Cruise Liner Information
Information Alerts for stake holders will be posted here
BUSY WEEK FOR MARITIME TOURISM This week we will receive 4 cruise liners and 2 calls from the Norwegian training vessel Statsraad Lehmkuhl. On Monday the...
The biggest liner to use Scotland’s longest commercial deep-water berth tied up today in Orkney. The Caribbean Princess arrived alongside the newly extended Hatston Pier with...
Hatston Pier - new access arrangements to ensure public safety New safety and security measures are now in place following the opening of the extension to...
Adventure Cruises 2013 in a Tall Ship Wylde Swan.Please click on the image below for full details
Some images of the work at Coplands Dock in Stromness. Images supplied by Colin Keldie of K4 Graphics...
An updated environmental assessment of a possible change to Orkney Islands Council’s ballast water management policy will be the subject of public consultations this week...
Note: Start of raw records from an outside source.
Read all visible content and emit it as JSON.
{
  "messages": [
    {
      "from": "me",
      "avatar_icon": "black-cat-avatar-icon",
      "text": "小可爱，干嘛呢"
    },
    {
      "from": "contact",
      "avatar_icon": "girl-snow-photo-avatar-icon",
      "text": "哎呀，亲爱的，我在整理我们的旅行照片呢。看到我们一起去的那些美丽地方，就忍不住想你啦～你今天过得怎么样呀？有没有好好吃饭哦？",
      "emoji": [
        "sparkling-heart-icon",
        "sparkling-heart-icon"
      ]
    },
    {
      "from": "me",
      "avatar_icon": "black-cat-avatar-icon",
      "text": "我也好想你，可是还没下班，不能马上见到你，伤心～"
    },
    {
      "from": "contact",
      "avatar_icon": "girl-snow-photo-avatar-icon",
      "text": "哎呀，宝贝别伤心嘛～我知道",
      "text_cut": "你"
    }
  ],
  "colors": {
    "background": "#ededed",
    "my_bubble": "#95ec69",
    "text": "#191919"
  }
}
Work continues at a good pace for the construction of Copland’s Dock, the new 100 metre pier in Stromness. The £9.5 million project on the Garson...
Figures released from the Passenger Shipping Association (PSA) show that 2012 was a record year for UK cruise ports.Passenger embarkations increased 10 percent (up to 962,000...
Orkney Marine Services
When Marine Services launched its Annual Report and Business Development Strategy for 2011-13 , there was a very poignant statement on the document's front cover which read, "There is a tide in the affairs of men which taken at the flood leads to fortune, we must take the current when it serves or loose our ventures." Nothing is more appropriate and relevant today than those words, written over 400 years ago, to the activities and strategies that encompass Orkney Islands Council Marine Services today.
The tides and currents that surround Orkney are now the global focus for marine renewable energy. Harnessing this magnificent natural resource as a sunrise industry in these tough economic times is both a challenge that technology developers and stakeholders embrace, and an opportunity for us to redevelop and extend our piers and harbours infrastructure to support this potentially massive industry.
We are diverse in the types of piers and harbours that we own and manage; from small slipways that provide refuge for family pleasure craft to piers that provide safe and deep water berthing for some of the worlds largest cruise ships.
In all, Marine Services has 31 piers and harbours and 3 marinas (www.orkneymarinas.co.uk) under its jurisdiction, hosting ferries and fishing vessels, tankers and tugs, cruise liners and creel boats, destroyers and dive boats. As with any island community, its harbours play a vital role in the daily lives of its people. Because of its long seafaring tradition, Orkneys piers have become the hub of island activity; towns and villages grew up around them, hotels and restaurants overlook them and the majority of the 180,000 tourists who visit annually arrive upon them.
With support from the European Regional Development Fund and the Scottish Government, our 3 port development strategy encompassing Lyness in Hoy, Hatston outside Kirkwall and Coplandís Dock in Stromness is now underway. With the inclusion of the upgrading and the addition of new Vessel Traffic Services (VTS) radar sites and software upgrades in the marine traffic information centre in Scapa, over £20 million is being invested to meet new demands on our port infrastructure and services.
It is not just marine renewables that will benefit from this investment; all shipping in Orkney waters will be able to take advantage from these new facilities which will auger well for the development and sustainability for Marine Services.